Task brief:
Go through the listing and state how many lines hold the string "Fundusze". Nothing else is needed.

Given records:
┌────────

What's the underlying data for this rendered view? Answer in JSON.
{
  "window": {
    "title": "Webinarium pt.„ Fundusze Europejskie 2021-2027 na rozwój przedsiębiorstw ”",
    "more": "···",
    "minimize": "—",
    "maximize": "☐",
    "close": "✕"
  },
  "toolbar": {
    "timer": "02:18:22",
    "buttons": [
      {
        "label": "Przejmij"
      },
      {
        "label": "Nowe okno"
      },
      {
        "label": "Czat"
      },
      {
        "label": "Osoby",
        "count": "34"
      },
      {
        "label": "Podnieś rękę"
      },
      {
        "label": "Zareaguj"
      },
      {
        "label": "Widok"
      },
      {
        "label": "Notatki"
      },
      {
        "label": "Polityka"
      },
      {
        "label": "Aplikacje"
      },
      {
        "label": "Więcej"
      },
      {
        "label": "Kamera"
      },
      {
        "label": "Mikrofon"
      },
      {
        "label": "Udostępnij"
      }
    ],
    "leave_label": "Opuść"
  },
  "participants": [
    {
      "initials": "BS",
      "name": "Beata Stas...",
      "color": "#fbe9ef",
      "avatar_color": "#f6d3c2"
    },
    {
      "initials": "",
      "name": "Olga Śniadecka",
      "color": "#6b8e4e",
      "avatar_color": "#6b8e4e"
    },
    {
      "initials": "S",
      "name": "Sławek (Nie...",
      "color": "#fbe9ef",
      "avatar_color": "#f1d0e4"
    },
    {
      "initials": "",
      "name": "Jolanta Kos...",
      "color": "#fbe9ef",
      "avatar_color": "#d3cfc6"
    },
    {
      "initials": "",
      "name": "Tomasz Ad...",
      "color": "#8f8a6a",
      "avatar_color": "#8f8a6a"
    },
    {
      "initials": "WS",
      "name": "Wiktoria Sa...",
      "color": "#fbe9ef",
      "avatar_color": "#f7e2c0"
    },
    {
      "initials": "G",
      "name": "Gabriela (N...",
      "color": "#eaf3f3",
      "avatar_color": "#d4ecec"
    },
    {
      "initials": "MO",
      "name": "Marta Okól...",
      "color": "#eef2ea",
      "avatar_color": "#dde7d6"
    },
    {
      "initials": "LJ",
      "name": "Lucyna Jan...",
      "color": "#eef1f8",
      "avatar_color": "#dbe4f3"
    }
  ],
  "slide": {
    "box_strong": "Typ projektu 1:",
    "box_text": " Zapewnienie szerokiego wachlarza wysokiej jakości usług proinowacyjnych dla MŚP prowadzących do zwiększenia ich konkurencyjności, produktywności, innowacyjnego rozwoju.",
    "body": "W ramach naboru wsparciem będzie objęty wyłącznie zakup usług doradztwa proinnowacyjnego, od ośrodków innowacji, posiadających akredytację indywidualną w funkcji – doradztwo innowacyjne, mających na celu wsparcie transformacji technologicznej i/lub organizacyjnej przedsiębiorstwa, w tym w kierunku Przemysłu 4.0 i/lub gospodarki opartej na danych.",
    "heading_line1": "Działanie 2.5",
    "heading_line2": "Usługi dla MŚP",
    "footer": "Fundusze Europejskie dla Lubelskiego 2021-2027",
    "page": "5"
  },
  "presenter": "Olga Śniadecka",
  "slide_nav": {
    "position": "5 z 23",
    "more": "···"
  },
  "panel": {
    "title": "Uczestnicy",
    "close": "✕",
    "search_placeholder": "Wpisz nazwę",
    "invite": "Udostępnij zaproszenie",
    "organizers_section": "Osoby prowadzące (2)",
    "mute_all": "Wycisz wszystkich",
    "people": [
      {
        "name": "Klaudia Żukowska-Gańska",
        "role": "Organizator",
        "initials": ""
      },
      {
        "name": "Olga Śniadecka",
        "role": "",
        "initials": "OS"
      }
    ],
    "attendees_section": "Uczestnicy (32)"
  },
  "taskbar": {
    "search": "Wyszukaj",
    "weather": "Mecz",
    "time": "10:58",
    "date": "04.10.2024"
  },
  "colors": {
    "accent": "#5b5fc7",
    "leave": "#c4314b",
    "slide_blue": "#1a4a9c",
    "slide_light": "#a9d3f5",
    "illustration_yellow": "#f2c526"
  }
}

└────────

Written answer:
2